News of the terrible events in Manchester broke last night, and immediately both the internet and the airwaves were filled with clamour and speculation.
Nineteen confirmed dead; at least 59 hospitalised; many children still being searched for by their parents. It is the stuff of nightmares, but, in this case, the nightmare is real.
We are told that the blast had all the elements of a terror attack, and the fact that the target was unarmed young people simply highlights the horror and revulsion we all feel.
So, how do we deal with it?
For some, it will be necessary to talk: to spew out all the anger and frustration they feel when faced with something we none of us can control. For some, it will be more helpful to remain silent: to wrestle inwardly with rage and incomprehension and the desire for revenge which can so often find an unjust focus. And for some, there will be the apparent ‘nothingness’ of prayer: the constant dashing against Christ of all the bafflement and contradictory feelings we have in the face of such suffering.
Whichever way we choose, and most of us won’t actually “choose” but respond instinctively, there is one thing we need to remember: if this was a terrorist attack, a deliberately planned act, then Christ died for this sin, as he died for all human sin, and has redeemed it.
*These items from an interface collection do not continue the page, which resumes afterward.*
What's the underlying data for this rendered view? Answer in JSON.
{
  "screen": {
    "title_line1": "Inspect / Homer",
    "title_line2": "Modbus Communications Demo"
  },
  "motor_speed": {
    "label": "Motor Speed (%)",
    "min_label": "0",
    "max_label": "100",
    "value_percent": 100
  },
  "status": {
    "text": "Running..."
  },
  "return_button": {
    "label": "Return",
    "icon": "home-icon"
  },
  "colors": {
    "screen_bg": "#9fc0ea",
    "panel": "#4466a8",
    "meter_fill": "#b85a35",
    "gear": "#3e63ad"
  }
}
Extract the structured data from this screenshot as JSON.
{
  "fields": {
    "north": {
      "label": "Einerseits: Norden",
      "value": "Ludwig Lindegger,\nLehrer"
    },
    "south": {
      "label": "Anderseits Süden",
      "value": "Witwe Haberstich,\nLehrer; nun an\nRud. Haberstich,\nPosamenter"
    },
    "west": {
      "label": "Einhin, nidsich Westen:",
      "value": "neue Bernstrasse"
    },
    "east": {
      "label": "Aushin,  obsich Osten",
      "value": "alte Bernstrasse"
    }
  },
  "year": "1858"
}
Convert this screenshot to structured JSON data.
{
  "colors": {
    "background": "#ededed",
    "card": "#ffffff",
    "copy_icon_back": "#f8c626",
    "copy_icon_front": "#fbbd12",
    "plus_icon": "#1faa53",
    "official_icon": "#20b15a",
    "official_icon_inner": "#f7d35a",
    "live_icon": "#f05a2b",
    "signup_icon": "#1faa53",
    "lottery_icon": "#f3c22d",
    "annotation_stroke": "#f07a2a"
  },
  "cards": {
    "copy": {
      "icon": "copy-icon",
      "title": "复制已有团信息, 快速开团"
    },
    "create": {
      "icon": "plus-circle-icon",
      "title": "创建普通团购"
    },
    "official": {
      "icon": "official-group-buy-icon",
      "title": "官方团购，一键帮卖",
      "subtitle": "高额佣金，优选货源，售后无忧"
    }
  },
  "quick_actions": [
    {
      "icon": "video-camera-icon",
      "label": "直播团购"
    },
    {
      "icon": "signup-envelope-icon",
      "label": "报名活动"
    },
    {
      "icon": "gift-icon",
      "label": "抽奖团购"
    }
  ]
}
That does not lessen the pain, the sorrow or the sense of outrage, but it does allow a chink of light into the darkness.
This blog post first appeared on iBenedictines